When I was six, one of my father’s students (a 13-14 year old Latino) came to our house during Halloween night dressed in a KKK costume. My (white) mother ripped the hood off and yelled at him to leave. He replied, “I’ll just go home and get another one,” to which my mother said something to the effect of, “Go ahead. I’ll just rip that one off too.”

Discussions about race, tolerance and unity are nice, but more importantly we need (white and non-white) people at Macalester to promise to keep ripping the hoods off of those who wear them.

Krista S. Scott Plionis, ’03

To the editor:

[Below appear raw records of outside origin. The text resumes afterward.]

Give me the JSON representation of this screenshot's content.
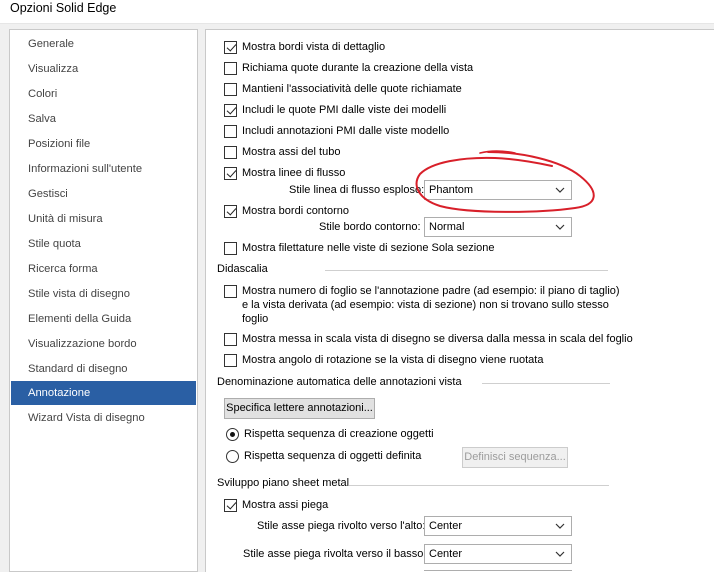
{
  "window": {
    "title": "Opzioni Solid Edge"
  },
  "sidebar": {
    "items": [
      {
        "label": "Generale",
        "selected": false
      },
      {
        "label": "Visualizza",
        "selected": false
      },
      {
        "label": "Colori",
        "selected": false
      },
      {
        "label": "Salva",
        "selected": false
      },
      {
        "label": "Posizioni file",
        "selected": false
      },
      {
        "label": "Informazioni sull'utente",
        "selected": false
      },
      {
        "label": "Gestisci",
        "selected": false
      },
      {
        "label": "Unità di misura",
        "selected": false
      },
      {
        "label": "Stile quota",
        "selected": false
      },
      {
        "label": "Ricerca forma",
        "selected": false
      },
      {
        "label": "Stile vista di disegno",
        "selected": false
      },
      {
        "label": "Elementi della Guida",
        "selected": false
      },
      {
        "label": "Visualizzazione bordo",
        "selected": false
      },
      {
        "label": "Standard di disegno",
        "selected": false
      },
      {
        "label": "Annotazione",
        "selected": true
      },
      {
        "label": "Wizard Vista di disegno",
        "selected": false
      }
    ]
  },
  "options": {
    "detail_edges": {
      "label": "Mostra bordi vista di dettaglio",
      "checked": true
    },
    "retrieve_dims": {
      "label": "Richiama quote durante la creazione della vista",
      "checked": false
    },
    "keep_assoc": {
      "label": "Mantieni l'associatività delle quote richiamate",
      "checked": false
    },
    "include_pmi_dims": {
      "label": "Includi le quote PMI dalle viste dei modelli",
      "checked": true
    },
    "include_pmi_annot": {
      "label": "Includi annotazioni PMI dalle viste modello",
      "checked": false
    },
    "tube_axes": {
      "label": "Mostra assi del tubo",
      "checked": false
    },
    "flow_lines": {
      "label": "Mostra linee di flusso",
      "checked": true
    },
    "flow_style_label": "Stile linea di flusso esploso:",
    "flow_style_value": "Phantom",
    "contour_edges": {
      "label": "Mostra bordi contorno",
      "checked": true
    },
    "contour_style_label": "Stile bordo contorno:",
    "contour_style_value": "Normal",
    "threads": {
      "label": "Mostra filettature nelle viste di sezione Sola sezione",
      "checked": false
    }
  },
  "caption": {
    "header": "Didascalia",
    "sheet_number": {
      "label": "Mostra numero di foglio se l'annotazione padre (ad esempio: il piano di taglio) e la vista derivata (ad esempio: vista di sezione) non si trovano sullo stesso foglio",
      "checked": false
    },
    "scale": {
      "label": "Mostra messa in scala vista di disegno se diversa dalla messa in scala del foglio",
      "checked": false
    },
    "rotation": {
      "label": "Mostra angolo di rotazione se la vista di disegno viene ruotata",
      "checked": false
    }
  },
  "auto_naming": {
    "header": "Denominazione automatica delle annotazioni vista",
    "specify_button": "Specifica lettere annotazioni...",
    "radio_creation": {
      "label": "Rispetta sequenza di creazione oggetti",
      "selected": true
    },
    "radio_defined": {
      "label": "Rispetta sequenza di oggetti definita",
      "selected": false
    },
    "define_button": "Definisci sequenza..."
  },
  "sheet_metal": {
    "header": "Sviluppo piano sheet metal",
    "bend_axes": {
      "label": "Mostra assi piega",
      "checked": true
    },
    "bend_up_label": "Stile asse piega rivolto verso l'alto:",
    "bend_up_value": "Center",
    "bend_down_label": "Stile asse piega rivolta verso il basso:",
    "bend_down_value": "Center"
  },
  "colors": {
    "selected_bg": "#2a5fa4",
    "annotation_ink": "#d8202a"
  }
}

Hello! I am a Scientologist and just read your “Learning to Evolve: Becoming a Scientologist” article. There is no such thing as a “Homo Scien…”—whatever you called it. This term does not exist in Scientology and is in fact fiction. There is also no question
such as, “Are your parents divorced?” in the Oxford Capacity Analysis (OCA). I have personally done this test around 20-30 times as we use it also to study Scientologists and see if they are doing better in life after Scientology sessions.

Your decision is your decision, but you should just be factual in what you report. Scientology has handled a lot for myself and my family (half of us are Scientologists). And Scientology is for everyone—just because some of them are movie stars does not mean that Scientology is only for millionaires. This is called a “generality”.

Camilla Lanciai

To the Editor:

This coming Tuesday, March 6th students at Macalester College have the opportunity to help build a better community by attending their St. Paul city DFL caucuses. This coming fall there will be city elections and I am running to represent Ward One in St. Paul. Many Macalester students who live off campus live on Ward One.

From the new light rail Central Corridor running through the middle of Ward One to the Mayor’s new initiative to be smart on crime through prevention to the progress our schools have made, there is a lot to be excited about in St. Paul.

But there are also challenges. We need someone who knows how to get all of our stakeholders around the table to organize our Ward to make sure that development benefits our neighborhoods as much as it does our region. We need to make sure that while progress is made in our schools we also remember that our schools must work for all of St. Paul’s kids. That means we must continue to offer after school tutoring and activities for our youth and summer employment opportunities for our adolescents.
As a 5th generation St. Paul community activist I recognize both the challenges and the opportunities that face our city. In Ward One, we’re the most diverse place in the city. Our economic and cultural diversity, even the 27 different languages our Ward speaks means that there can be barriers to our coming together around a common public interest agenda.

My experience as a community organizer and as a neighborhood and community organization liaison at the Mayor’s office qualifies me to be our city council member. My campaign’s vision, “AS ONE WE WIN,” means that my passion to organize our Ward around the principles of economic and social justice for all of us uniquely qualifies me to represent Ward One.

To find out what ward you live in go to http://pollfinder.sos.state.mn.us.

Melvin Carter III

Melvin Carter III is running for City Council in St. Paul’s Ward One. Melvin is endorsed by AFCME, ACORN, St. Paul Fire Fighters, and Take Action MN. Melvin is seeking the DFL party endorsement.